Scan the entries below. Report each line where the string "糗事百科" occurs.

*Given information*.
※
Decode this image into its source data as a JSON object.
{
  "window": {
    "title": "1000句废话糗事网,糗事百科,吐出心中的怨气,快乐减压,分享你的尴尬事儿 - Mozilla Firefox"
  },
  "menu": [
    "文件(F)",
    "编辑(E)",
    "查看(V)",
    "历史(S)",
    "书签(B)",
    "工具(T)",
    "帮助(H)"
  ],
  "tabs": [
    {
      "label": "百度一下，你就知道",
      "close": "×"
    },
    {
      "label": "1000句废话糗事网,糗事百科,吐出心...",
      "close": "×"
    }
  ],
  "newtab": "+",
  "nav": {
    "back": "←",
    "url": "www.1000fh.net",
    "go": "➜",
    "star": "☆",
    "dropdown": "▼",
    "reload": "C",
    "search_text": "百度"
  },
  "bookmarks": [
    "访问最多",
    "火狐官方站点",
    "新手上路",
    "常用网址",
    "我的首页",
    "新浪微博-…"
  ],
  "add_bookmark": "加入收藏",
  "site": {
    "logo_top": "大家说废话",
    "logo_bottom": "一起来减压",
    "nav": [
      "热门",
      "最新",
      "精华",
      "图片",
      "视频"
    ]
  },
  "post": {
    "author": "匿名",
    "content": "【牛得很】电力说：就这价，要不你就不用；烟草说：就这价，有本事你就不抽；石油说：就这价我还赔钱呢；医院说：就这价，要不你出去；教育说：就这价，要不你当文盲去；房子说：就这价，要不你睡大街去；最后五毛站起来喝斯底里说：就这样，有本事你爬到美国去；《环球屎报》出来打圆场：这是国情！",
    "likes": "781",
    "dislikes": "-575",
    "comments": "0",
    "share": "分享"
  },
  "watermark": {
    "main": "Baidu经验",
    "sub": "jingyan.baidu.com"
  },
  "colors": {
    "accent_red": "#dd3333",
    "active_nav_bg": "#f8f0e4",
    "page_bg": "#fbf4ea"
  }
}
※
*Result*.
    "title": "1000句废话糗事网,糗事百科,吐出心中的怨气,快乐减压,分享你的尴尬事儿 - Mozilla Firefox"
      "label": "1000句废话糗事网,糗事百科,吐出心...",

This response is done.